* _WHAT YOU ARE ASKED TO DO_
Count how many lines in the data hold the word "town", and give that number alone.

* _Entries from a dataset of interfaces_
****************

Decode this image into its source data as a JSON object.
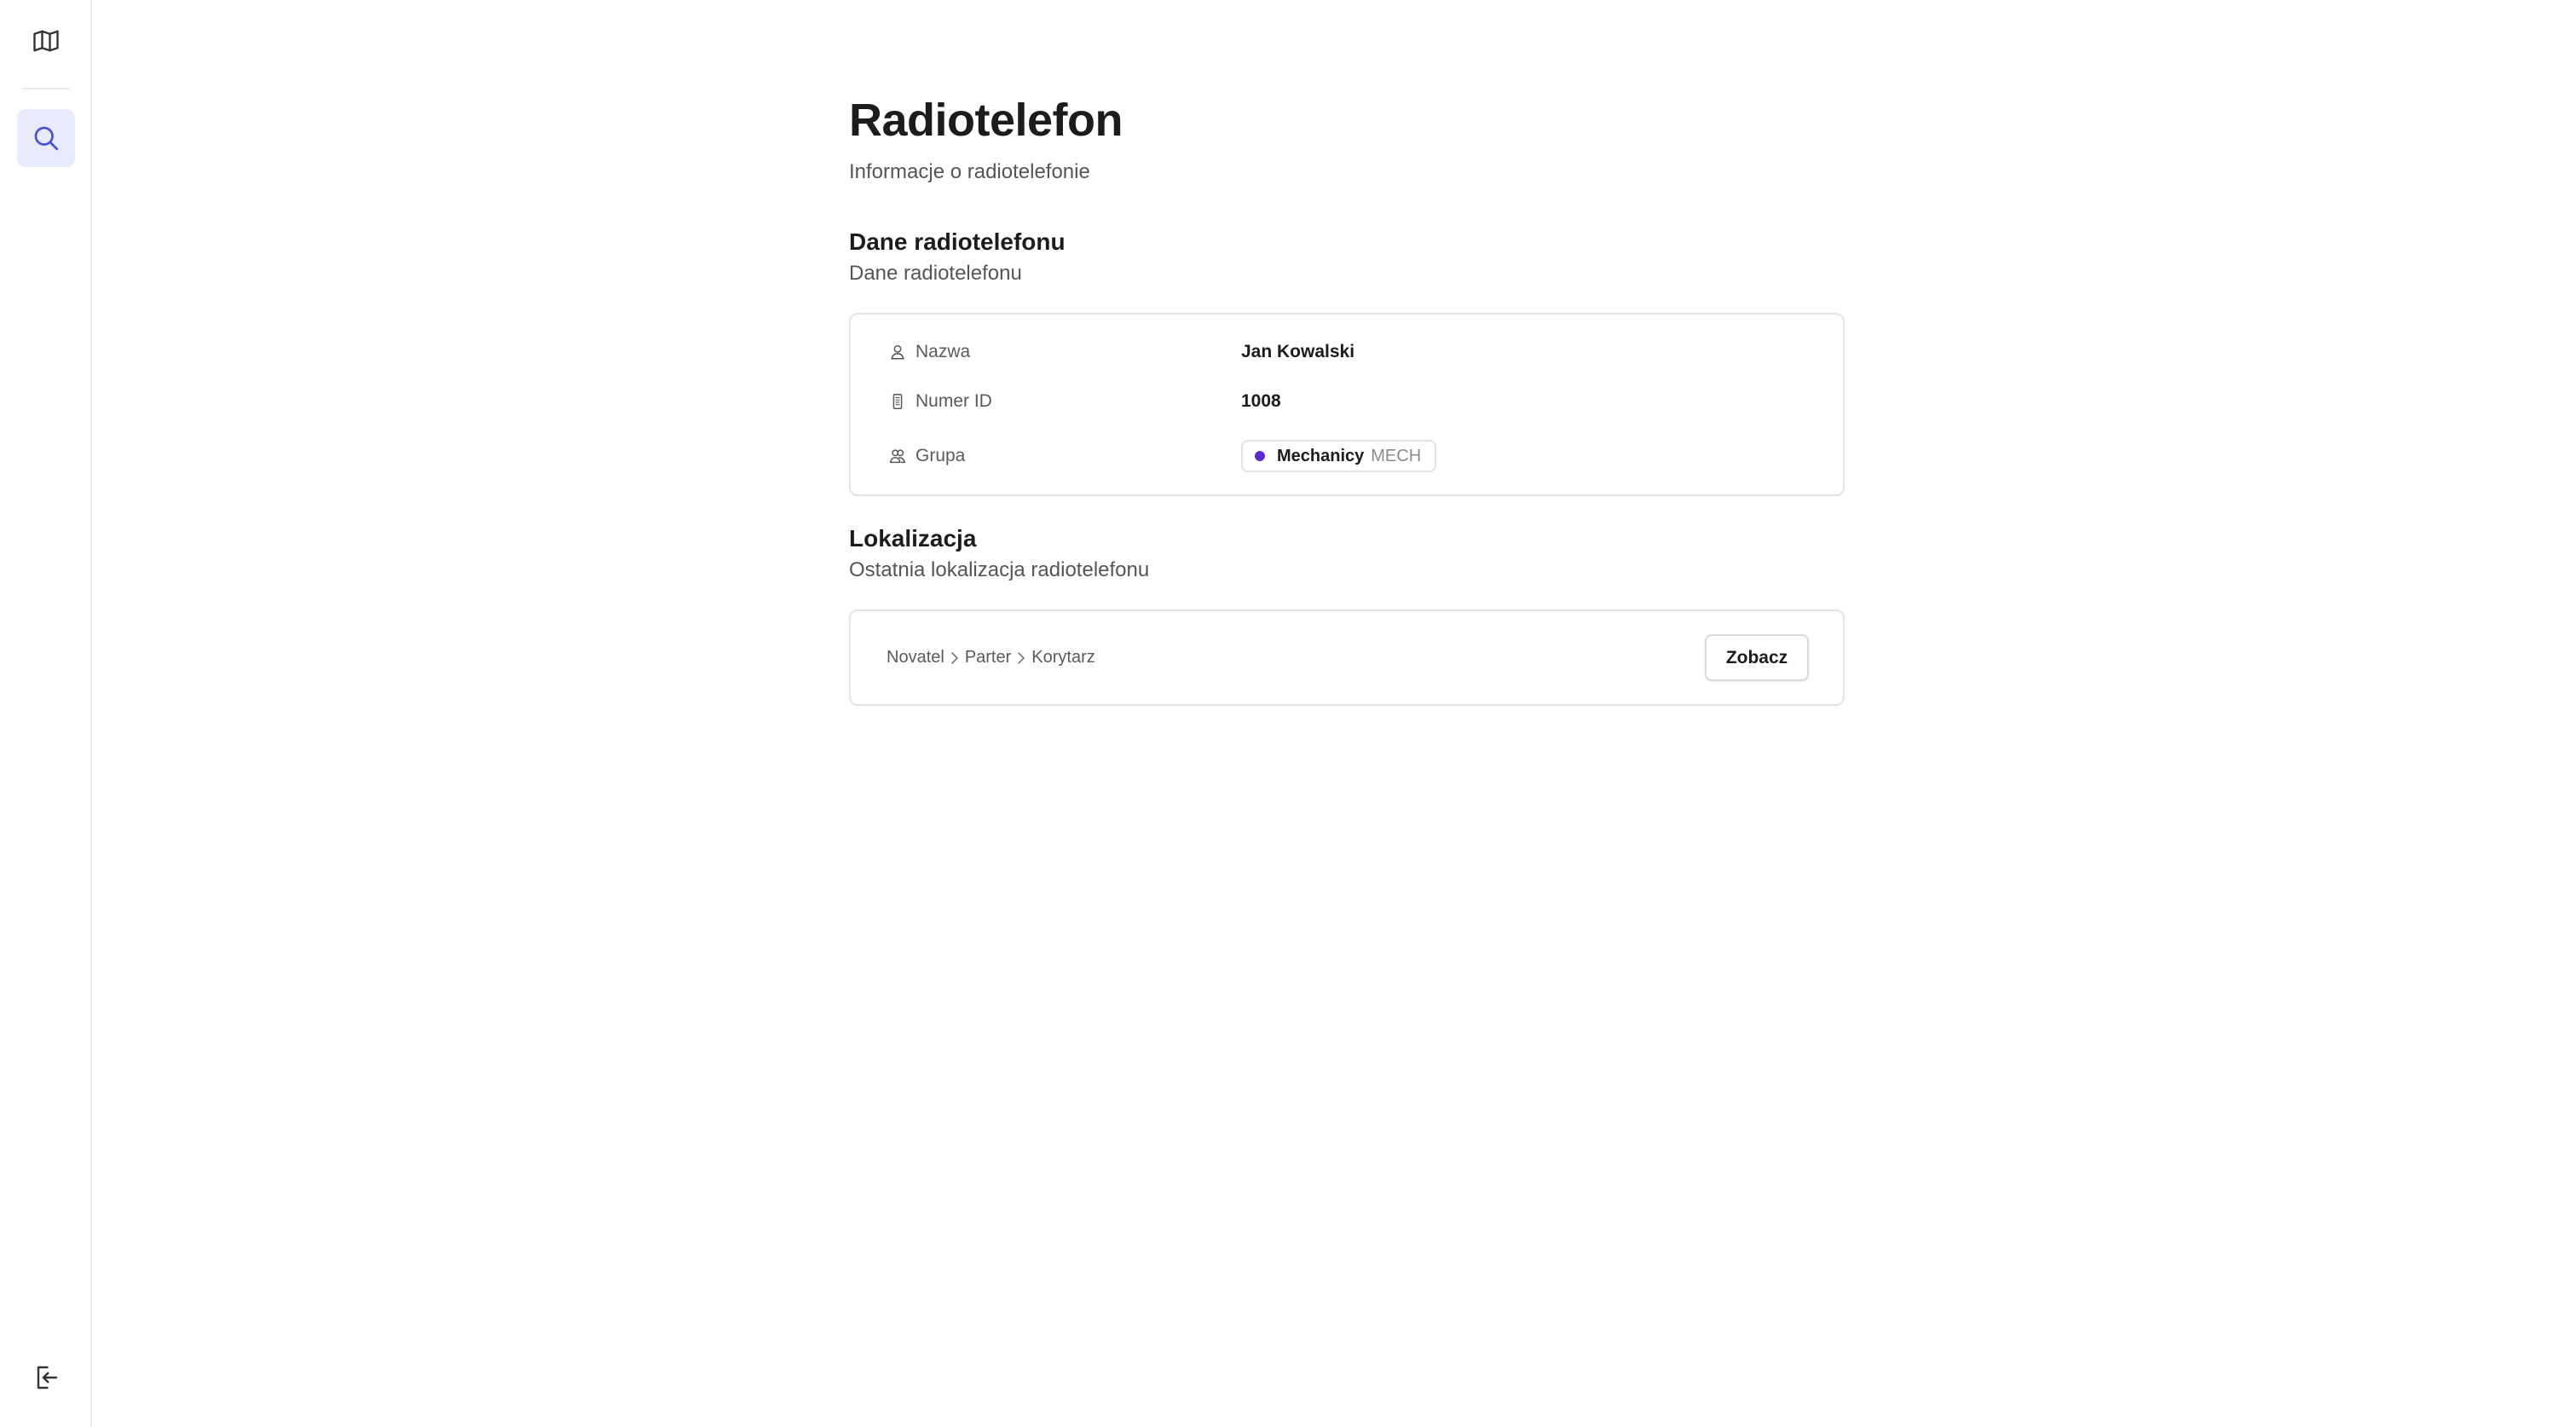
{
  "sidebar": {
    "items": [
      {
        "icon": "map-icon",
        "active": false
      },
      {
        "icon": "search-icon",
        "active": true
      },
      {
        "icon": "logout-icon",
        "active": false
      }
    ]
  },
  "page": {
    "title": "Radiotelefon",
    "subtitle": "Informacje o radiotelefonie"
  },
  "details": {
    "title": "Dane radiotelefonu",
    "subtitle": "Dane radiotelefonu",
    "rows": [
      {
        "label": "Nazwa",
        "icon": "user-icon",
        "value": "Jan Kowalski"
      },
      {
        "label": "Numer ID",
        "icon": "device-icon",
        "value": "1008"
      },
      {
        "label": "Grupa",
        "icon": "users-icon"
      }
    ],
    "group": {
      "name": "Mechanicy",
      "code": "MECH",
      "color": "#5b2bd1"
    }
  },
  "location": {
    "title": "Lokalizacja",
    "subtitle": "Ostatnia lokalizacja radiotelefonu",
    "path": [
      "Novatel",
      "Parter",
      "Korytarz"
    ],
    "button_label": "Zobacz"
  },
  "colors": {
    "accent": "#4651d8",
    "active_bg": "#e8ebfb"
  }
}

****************

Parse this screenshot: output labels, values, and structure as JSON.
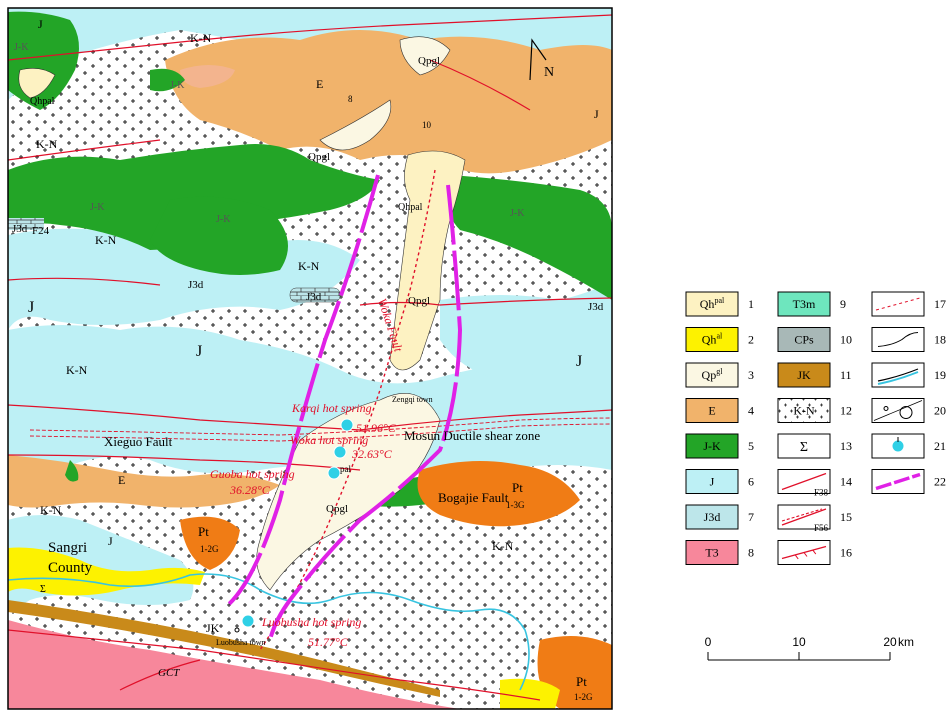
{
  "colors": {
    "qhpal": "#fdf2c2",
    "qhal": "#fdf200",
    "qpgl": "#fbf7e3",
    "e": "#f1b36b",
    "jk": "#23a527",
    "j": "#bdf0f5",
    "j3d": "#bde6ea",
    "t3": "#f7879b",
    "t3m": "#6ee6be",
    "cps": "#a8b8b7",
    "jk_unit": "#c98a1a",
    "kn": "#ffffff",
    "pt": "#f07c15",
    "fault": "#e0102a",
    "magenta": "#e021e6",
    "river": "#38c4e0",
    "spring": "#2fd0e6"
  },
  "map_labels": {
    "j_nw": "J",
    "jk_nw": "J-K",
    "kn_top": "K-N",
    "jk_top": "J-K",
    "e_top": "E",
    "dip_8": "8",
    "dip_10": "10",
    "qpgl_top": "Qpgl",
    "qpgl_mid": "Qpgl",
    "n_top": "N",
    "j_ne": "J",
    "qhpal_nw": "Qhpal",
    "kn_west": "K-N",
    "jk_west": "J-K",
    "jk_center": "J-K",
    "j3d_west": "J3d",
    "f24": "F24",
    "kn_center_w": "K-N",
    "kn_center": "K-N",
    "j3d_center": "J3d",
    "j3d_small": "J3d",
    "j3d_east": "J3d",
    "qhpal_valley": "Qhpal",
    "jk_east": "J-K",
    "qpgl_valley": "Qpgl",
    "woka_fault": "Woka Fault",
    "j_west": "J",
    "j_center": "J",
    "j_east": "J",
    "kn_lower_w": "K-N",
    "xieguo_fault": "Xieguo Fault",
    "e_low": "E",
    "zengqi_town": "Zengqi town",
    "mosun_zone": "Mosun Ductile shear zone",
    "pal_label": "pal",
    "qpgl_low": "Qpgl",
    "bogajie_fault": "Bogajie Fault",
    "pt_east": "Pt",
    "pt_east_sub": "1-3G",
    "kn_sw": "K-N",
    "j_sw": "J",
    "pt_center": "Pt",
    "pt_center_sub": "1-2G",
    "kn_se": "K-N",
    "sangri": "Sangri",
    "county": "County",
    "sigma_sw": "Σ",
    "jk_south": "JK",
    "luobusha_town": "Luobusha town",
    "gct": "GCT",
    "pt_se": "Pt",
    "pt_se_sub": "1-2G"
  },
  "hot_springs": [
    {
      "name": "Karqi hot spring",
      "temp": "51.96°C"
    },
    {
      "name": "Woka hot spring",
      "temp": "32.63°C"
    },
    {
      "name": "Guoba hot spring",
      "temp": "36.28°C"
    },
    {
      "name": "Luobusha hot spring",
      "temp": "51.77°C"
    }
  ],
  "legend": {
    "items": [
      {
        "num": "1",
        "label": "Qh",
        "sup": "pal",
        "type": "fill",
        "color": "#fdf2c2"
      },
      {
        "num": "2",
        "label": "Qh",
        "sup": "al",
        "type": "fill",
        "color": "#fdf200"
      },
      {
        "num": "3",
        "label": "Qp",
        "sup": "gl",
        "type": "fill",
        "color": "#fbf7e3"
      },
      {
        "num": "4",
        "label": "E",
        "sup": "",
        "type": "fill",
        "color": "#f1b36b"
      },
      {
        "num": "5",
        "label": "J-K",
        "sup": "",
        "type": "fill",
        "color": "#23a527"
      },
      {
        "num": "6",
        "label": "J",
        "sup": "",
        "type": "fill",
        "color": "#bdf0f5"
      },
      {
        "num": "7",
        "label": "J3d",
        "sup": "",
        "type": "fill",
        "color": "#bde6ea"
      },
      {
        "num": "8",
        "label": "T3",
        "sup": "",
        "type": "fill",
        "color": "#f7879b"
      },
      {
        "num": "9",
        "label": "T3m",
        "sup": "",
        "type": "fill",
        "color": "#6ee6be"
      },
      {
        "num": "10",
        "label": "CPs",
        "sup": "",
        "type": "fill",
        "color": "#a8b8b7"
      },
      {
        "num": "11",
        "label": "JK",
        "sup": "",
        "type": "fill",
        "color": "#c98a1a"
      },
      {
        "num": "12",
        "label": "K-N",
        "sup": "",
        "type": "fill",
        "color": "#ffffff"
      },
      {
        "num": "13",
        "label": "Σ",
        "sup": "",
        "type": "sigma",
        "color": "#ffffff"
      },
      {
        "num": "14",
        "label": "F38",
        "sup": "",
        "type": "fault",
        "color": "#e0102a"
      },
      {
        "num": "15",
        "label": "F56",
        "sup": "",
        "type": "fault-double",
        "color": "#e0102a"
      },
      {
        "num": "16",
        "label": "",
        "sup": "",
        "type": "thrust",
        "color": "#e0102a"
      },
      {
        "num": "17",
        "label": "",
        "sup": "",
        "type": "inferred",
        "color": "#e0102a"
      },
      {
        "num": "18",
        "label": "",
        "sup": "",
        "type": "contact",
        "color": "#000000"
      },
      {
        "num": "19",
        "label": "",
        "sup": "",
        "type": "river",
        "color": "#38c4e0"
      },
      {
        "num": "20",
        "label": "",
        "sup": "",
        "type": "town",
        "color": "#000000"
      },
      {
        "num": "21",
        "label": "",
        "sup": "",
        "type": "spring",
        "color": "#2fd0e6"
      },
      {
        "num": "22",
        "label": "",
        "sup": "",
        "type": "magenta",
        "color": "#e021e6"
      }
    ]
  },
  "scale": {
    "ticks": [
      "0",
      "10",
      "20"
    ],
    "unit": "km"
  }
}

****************

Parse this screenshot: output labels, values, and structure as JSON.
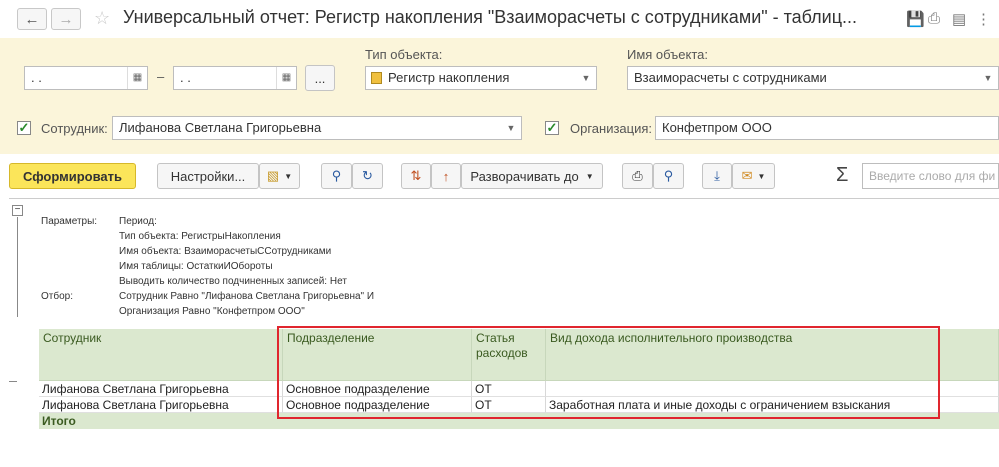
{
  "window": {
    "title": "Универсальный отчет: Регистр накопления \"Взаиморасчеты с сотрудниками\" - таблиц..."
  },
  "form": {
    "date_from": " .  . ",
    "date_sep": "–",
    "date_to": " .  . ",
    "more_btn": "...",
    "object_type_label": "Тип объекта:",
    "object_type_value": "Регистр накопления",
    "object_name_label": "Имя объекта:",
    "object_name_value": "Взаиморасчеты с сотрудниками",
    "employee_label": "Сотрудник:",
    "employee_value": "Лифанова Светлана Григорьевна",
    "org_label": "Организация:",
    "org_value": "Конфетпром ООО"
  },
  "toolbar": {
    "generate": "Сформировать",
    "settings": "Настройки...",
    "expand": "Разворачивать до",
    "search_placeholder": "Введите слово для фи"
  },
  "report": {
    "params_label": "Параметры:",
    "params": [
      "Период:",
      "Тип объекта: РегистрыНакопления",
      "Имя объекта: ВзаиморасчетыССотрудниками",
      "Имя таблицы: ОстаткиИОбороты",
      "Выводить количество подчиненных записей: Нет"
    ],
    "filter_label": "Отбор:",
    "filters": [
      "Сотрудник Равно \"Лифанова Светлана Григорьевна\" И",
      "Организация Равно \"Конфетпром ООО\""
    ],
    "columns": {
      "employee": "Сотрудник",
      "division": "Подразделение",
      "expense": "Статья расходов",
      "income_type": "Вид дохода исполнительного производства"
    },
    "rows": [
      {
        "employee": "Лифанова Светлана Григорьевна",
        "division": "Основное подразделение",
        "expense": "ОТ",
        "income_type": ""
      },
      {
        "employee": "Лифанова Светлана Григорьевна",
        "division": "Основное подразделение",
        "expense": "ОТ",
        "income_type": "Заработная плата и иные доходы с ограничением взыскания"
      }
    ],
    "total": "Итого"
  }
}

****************

* _YOUR SOLUTION_
3